“Under means testing, even if a patient thinks he cannot afford it and so decides to go for the C-class ward, the Government can – after assessing his financial ability – still make him pay higher fees.”

He also questioned the Government’s motive in implementing means testing.

“Means testing allows the Government to legitimately reduce its subsidies to those patients whom it thinks can afford it,” he said.

“This will result in higher bills for some – and perhaps, in future, the majority of – B2- and C-class patients.”

Ultimately, hospitalisation subsidies are the “final line of defence” in Singapore’s social safety net, he argued.

“Once hospitalisation means testing is implemented, Singaporeans’ anxieties about a lack of social security will increase.”

Mr Khaw replied that all Singaporeans – regardless of income level – can still opt for C-class wards.

The only difference is that for richer Singaporeans, “your subsidy need not be as high as someone who is earning a fraction of your income!”

Mr Low then argued that means testing would end up hurting the middle class the most.

“Does the minister not agree that the outcome of means testing will be for the not-so-rich to pay more? The real rich will go to private hospitals,” he noted. “Is the Government unable to afford improving health care, without implementing means testing?”
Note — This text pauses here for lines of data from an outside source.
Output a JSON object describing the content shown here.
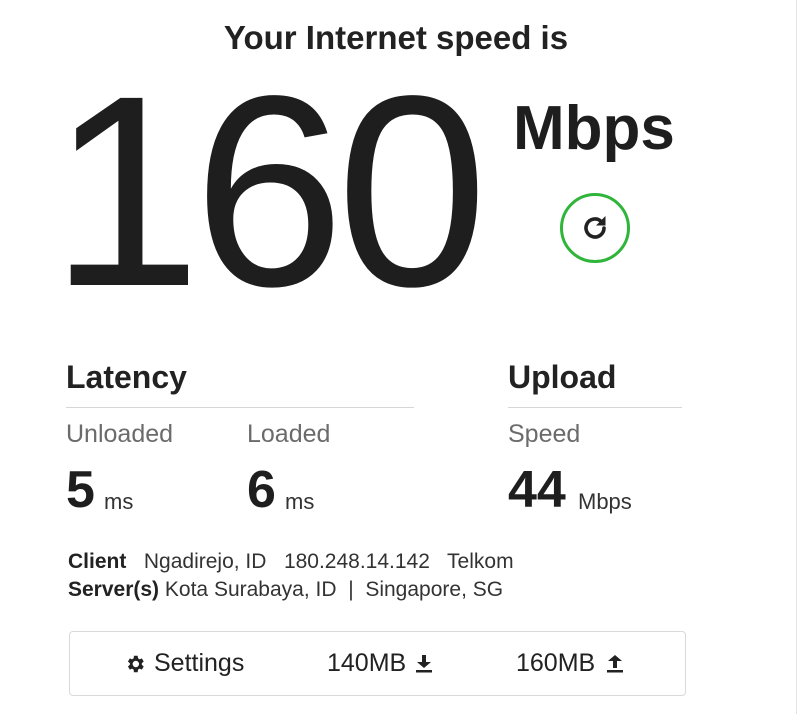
{
  "header": {
    "title": "Your Internet speed is"
  },
  "speed": {
    "value": "160",
    "unit": "Mbps",
    "refresh_icon": "refresh-icon",
    "accent_color": "#2fb53a"
  },
  "latency": {
    "title": "Latency",
    "unloaded_label": "Unloaded",
    "unloaded_value": "5",
    "unloaded_unit": "ms",
    "loaded_label": "Loaded",
    "loaded_value": "6",
    "loaded_unit": "ms"
  },
  "upload": {
    "title": "Upload",
    "speed_label": "Speed",
    "speed_value": "44",
    "speed_unit": "Mbps"
  },
  "client": {
    "label": "Client",
    "location": "Ngadirejo, ID",
    "ip": "180.248.14.142",
    "isp": "Telkom"
  },
  "server": {
    "label": "Server(s)",
    "primary": "Kota Surabaya, ID",
    "separator": "|",
    "secondary": "Singapore, SG"
  },
  "toolbar": {
    "settings_label": "Settings",
    "settings_icon": "gear-icon",
    "download_label": "140MB",
    "download_icon": "download-icon",
    "upload_label": "160MB",
    "upload_icon": "upload-icon"
  }
}
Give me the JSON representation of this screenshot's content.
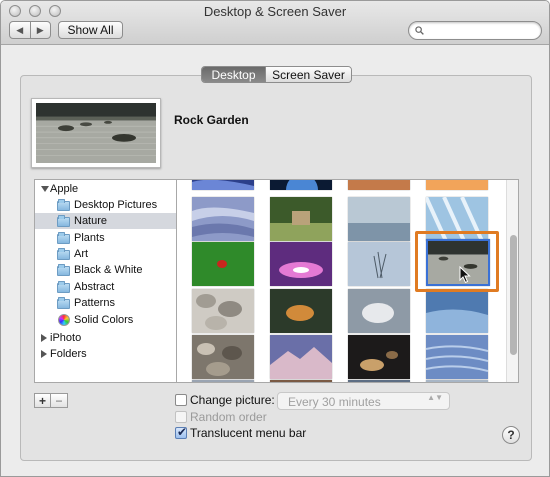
{
  "window": {
    "title": "Desktop & Screen Saver"
  },
  "toolbar": {
    "back_icon": "chevron-left-icon",
    "forward_icon": "chevron-right-icon",
    "back_glyph": "◀",
    "forward_glyph": "▶",
    "show_all_label": "Show All",
    "search_placeholder": "",
    "search_icon": "magnifier-icon"
  },
  "tabs": [
    {
      "label": "Desktop",
      "selected": true
    },
    {
      "label": "Screen Saver",
      "selected": false
    }
  ],
  "preview": {
    "name": "Rock Garden"
  },
  "source_list": {
    "groups": [
      {
        "label": "Apple",
        "expanded": true
      },
      {
        "label": "iPhoto",
        "expanded": false
      },
      {
        "label": "Folders",
        "expanded": false
      }
    ],
    "apple_items": [
      {
        "label": "Desktop Pictures",
        "icon": "folder-icon"
      },
      {
        "label": "Nature",
        "icon": "folder-icon",
        "selected": true
      },
      {
        "label": "Plants",
        "icon": "folder-icon"
      },
      {
        "label": "Art",
        "icon": "folder-icon"
      },
      {
        "label": "Black & White",
        "icon": "folder-icon"
      },
      {
        "label": "Abstract",
        "icon": "folder-icon"
      },
      {
        "label": "Patterns",
        "icon": "folder-icon"
      },
      {
        "label": "Solid Colors",
        "icon": "color-wheel-icon"
      }
    ]
  },
  "grid": {
    "columns": 4,
    "selected_thumbnail": "Rock Garden",
    "thumbnails_icon": "wallpaper-thumbnail"
  },
  "controls": {
    "add_label": "+",
    "remove_label": "−",
    "change_picture_label": "Change picture:",
    "change_picture_checked": false,
    "interval_value": "Every 30 minutes",
    "interval_arrows": "▲▼",
    "random_order_label": "Random order",
    "random_order_checked": false,
    "translucent_label": "Translucent menu bar",
    "translucent_checked": true,
    "help_label": "?"
  },
  "colors": {
    "selection_blue": "#3a71d6",
    "annotation_orange": "#e07b22"
  }
}
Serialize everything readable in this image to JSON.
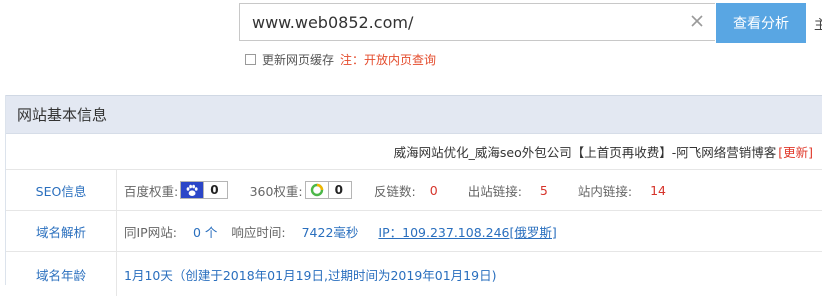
{
  "search": {
    "value": "www.web0852.com/",
    "button_label": "查看分析",
    "edge_text": "主"
  },
  "options": {
    "refresh_label": "更新网页缓存",
    "note_label": "注：开放内页查询"
  },
  "panel": {
    "title": "网站基本信息",
    "site_title": "威海网站优化_威海seo外包公司【上首页再收费】-阿飞网络营销博客",
    "update_label": "[更新]",
    "seo": {
      "label": "SEO信息",
      "baidu_label": "百度权重:",
      "baidu_value": "0",
      "so360_label": "360权重:",
      "so360_value": "0",
      "backlinks_label": "反链数:",
      "backlinks_value": "0",
      "outlinks_label": "出站链接:",
      "outlinks_value": "5",
      "inlinks_label": "站内链接:",
      "inlinks_value": "14"
    },
    "dns": {
      "label": "域名解析",
      "same_ip_label": "同IP网站:",
      "same_ip_value": "0 个",
      "response_label": "响应时间:",
      "response_value": "7422毫秒",
      "ip_link": "IP：109.237.108.246[俄罗斯]"
    },
    "domain_age": {
      "label": "域名年龄",
      "value": "1月10天（创建于2018年01月19日,过期时间为2019年01月19日)"
    }
  },
  "colors": {
    "accent": "#59a6e3",
    "header_bg": "#e3e8f2",
    "label_blue": "#2a6fbe",
    "value_red": "#d6342b"
  }
}
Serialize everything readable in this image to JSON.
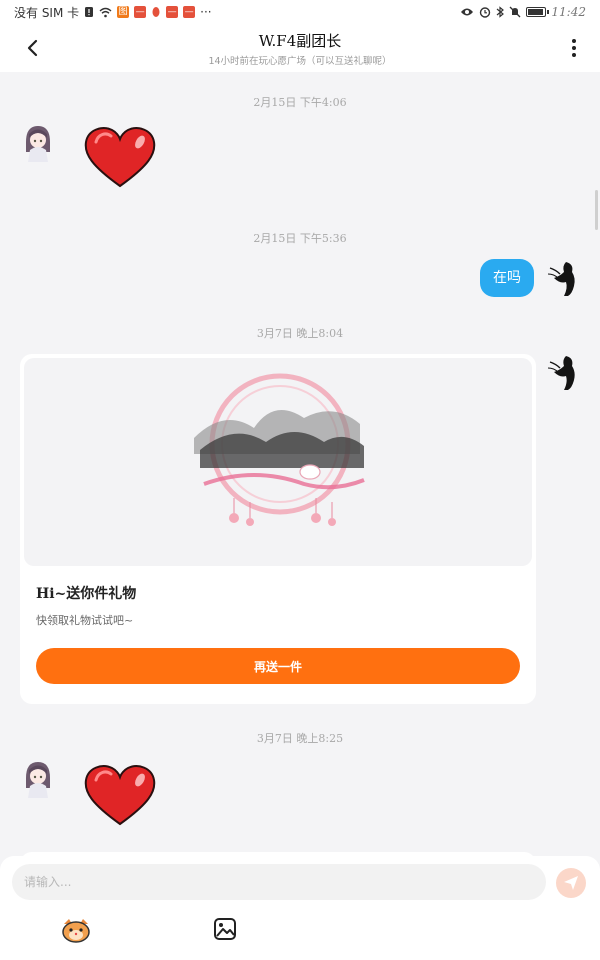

Mr Khaw conceded that means testing could hurt the middle class. He pointed out however that the Government had “erred on the side of generosity”, by adopting $3,200 as the personal income cut-off.

This way, almost 60 per cent of the population will still qualify for full subsidies in B2- and C-class wards, he noted.